His work explore non-conventional material for advancing his artistry. He plays with the shocking, but she is also tempered, gaining a sense of equilibrium. Visually, “Paisaje Viruta” presents an acrylic box filled with chips. The brownness creates a pleasing perceptual arrangement when combined with soft and elongated curves. Even more, we reach a sense of “horizon” far distant, when we see the line dividing the portentous brown from the whiteness. In this respect the piece could be a landscape work. It is also important to see the sharpener at the top. This is a recursive element that pervades Jobb´s work. Leaving the game trace there, as an invitation to activate the piece at another occasion.


“Experience is not what it happens to you, but what you do with it” said Aldous Huxley.  Conversion is more important than the event itself and interacting with it opens the window of opportunities. Experience in this regard challenges the experiencer, who is invited to take responsibility in an active way. Be aware. It is about understanding the chances, while you have your eyes wide open.  Chances may occur in random ways, without announcement, method or causality. Can we accept that some things happen in mysterious ways? . His openness to encounter in fortuitous ways things that will be transformed into aesthetical objects is his signature. Following Huxley, what he does with his experience is finding alternative visions, the way out will have to be found. He does it from a very ludic attitude. While playing with reality, he discovers. Taking the given as a game allows him to find alternatives. Life is never finished. It is also not so serious. Encounters happen in a natural way and Joshua Jobb simply intervenes them.


In capitalistic terms, time is money, in the sense that time is equal to work, to produce. Already the Greeks, identified the time division based on labor, and  Hesiod´s opera prima, “Works and days” is an example of it. Leisure remained a privilege of the reach, until the appearance of the middle classes, who paradoxically pay for fun, joy and resting from work. Doing something without aim, and spending time, doing nothing is therefore wasting time. “No hay espacio para bordar”, displays a sculptural assemblage consistent in the spirit of removing functionality out of the objects, to create.  “There is no such thing as an empty space or an empty time. There is always something to see, something to hear”, John Cage dixit. The sculpture is a wood composition, made of embroideries that through their juxtaposition make the space visible. They set limits to the emptiness with the wood confines. Looking almost like a mobile when hanging in the wall, the connection of the 6 rings create a game of shadows and intersection points forming different geometrical shapes in which the extension is visible in different scales.  Look in!

In the beginning, or perhaps

Close to where something began

There were probably only


Jimmie Durham, “(Not the Point)”[3

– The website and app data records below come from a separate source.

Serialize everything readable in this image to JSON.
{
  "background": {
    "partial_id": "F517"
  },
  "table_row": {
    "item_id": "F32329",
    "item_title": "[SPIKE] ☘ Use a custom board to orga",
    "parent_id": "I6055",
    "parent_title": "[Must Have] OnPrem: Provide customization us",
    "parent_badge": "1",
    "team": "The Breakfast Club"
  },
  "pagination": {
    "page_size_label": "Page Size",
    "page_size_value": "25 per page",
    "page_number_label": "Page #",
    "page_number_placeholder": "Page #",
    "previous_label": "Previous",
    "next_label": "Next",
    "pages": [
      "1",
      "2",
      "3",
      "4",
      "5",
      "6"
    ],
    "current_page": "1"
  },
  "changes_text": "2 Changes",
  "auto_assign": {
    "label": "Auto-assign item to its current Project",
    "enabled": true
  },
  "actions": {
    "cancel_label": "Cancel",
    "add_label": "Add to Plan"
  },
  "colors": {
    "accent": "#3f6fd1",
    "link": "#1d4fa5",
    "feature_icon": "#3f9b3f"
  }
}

Accepting the unpredictable is dealing with the risk , with the fact that all can go in a different way. But if anything, that is the only aim. What follows, I asked Joshua,  for his next work. Going out, Walking again, randomly, …


[1] René Dumal, Pataphysical Essays, Wakefield Press, tr. Thomas Vosteen, p.7.

[2] George Bataille, Chance, 1944 in Chance IBID, p.30.

[3] “Various Items and Complaints”, Jimmie Durnham, Koenig Books, Serpentine Gallery, 2015.


Photos by Rogelio Reynoso